Addressing a related issue, Qingyi Ren (they/them) from The University of Arts, Linz&Basel Academy of Art and Design FHNW problematizes the illusion of “technical neutrality” in regards to gender recognition software. Queering Digital Space: How Queer Bodies Disturb the Gender Binary in Facial Recognition offers insights into how AI needs to change to be more inclusive of transgender and non-binary people and thus reduce harmful uses of technology in general.
Moving from entanglements of bodies and technology to decolonizing emotional, embodied experiences, Lu Willson (they/them) embraces the question Can Queering Documentary provide Queer Tools to Decolonise Documentary Filmmaking (and Dismantle the Master’s House)? They draw on visual anthropology, autobiographical and collaborative methods to challenge how anthropological knowledges are constructed.
In Our Earthly Queer and Trans Kinship Song by Rae Teitelbaum (they/them), they weave poetry with theory and questions about queering research, and engage with ideas and experiences of kinship and community, as well as what embodied and meaningful research can look and feel like. Sprouting from their fieldwork working with queer and trans eco-communities in Spain and Portugal, they explore experiments in writing, research, and living in connection with human and more-than-human worlds.

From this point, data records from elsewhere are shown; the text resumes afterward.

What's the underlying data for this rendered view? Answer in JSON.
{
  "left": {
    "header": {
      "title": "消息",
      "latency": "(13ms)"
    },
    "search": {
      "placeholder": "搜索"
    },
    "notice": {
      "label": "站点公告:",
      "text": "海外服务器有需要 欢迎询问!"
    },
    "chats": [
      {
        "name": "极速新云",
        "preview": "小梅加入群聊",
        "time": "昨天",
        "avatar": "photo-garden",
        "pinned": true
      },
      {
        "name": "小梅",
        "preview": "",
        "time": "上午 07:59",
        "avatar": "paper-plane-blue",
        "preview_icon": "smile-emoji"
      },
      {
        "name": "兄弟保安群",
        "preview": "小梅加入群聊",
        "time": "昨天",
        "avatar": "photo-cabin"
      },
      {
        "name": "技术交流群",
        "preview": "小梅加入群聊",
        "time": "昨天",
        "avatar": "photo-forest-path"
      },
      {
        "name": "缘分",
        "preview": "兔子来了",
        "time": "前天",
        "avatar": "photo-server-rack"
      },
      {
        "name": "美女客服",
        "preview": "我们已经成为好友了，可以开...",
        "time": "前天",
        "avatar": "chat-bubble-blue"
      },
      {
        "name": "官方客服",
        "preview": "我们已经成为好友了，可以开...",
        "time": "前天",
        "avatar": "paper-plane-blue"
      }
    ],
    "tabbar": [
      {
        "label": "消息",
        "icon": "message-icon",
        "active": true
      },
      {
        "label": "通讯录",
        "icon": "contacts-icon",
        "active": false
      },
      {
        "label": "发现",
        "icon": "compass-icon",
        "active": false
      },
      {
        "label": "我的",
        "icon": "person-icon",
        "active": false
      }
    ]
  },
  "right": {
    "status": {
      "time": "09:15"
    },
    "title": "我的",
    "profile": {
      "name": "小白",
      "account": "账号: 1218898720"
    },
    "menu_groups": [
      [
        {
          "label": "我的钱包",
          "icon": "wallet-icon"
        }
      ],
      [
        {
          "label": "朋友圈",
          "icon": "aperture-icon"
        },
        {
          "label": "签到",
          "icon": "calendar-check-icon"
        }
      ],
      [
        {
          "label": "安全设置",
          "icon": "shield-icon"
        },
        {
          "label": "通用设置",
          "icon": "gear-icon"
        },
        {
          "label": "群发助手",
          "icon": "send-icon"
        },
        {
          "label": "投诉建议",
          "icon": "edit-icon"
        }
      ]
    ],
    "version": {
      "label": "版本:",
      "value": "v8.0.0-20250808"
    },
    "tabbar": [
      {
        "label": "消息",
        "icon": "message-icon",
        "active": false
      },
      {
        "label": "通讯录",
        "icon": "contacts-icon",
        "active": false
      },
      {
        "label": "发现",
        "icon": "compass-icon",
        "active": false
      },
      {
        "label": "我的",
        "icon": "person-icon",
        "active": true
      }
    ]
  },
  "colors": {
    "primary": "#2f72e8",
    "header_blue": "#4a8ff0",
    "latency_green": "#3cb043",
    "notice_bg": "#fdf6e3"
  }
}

In their piece (Insider) Outsider: One Queer Anthropologist’s Encounter with the Growing Weed of Positionality, Ray Abu-Jaber (they/she) problematizes positionalities of queer researchers and what role that plays for ethical questions and engagement with the (desired) impact of ‘our’ research. For them, holding on to the tensions and troubles of being a queer researcher and researching queerness can sit next to queer joy in an enriching way.
Making an issue engaging with all these topics remains a highly political act. In this third Anthways issue, Queering Anthropology, we not only celebrate queerness and LGBTQIA2S+ researchers in anthropology, placing a spotlight on queer and trans ways of thinking, doing, and undoing, but we also make room for discomfort, challenges, and questioning. Queer and trans people have always existed in every society and culture and have been historically documented in cave paintings, tombs in ancient Egypt, in indigenous languages, rituals, and histories (Prower, 2018; Picq and Tikuna, 2019). Sadly, so many BIPOC, queer, and transgender lives and histories have been erased, omitted, buried, or deemed not worthy of recording or remembering. We live in a world where 64 countries still criminalize homosexuality, and are in a moment of worldwide homophobic and transphobic attacks both in the world of legislation and everyday lives.
By embracing the multiplicity and potential queerness of anthropology and accepting the diversity, flexibility, and fluidity within the discipline, we hope this issue inspires the creation of more caring spaces for a more inclusive, expansive, queer future of anthropological research. These contributions urge us to ask questions that may unsettle, destabilize, and reconfigure our understandings to produce exciting and distinct knowledges and new ways of knowing.
We want to thank all of our peer-reviewers, editors, social media officers, web editors – the entire journal team. Having a community of and for queer researchers puts us in a privileged position to enact the queerness within us, which resulted in this journal edition. We also want to thank all the authors for their openness and trust in us to share their experiences and submissions. Without their fantastic work this imagining of possibilities would not have been possible!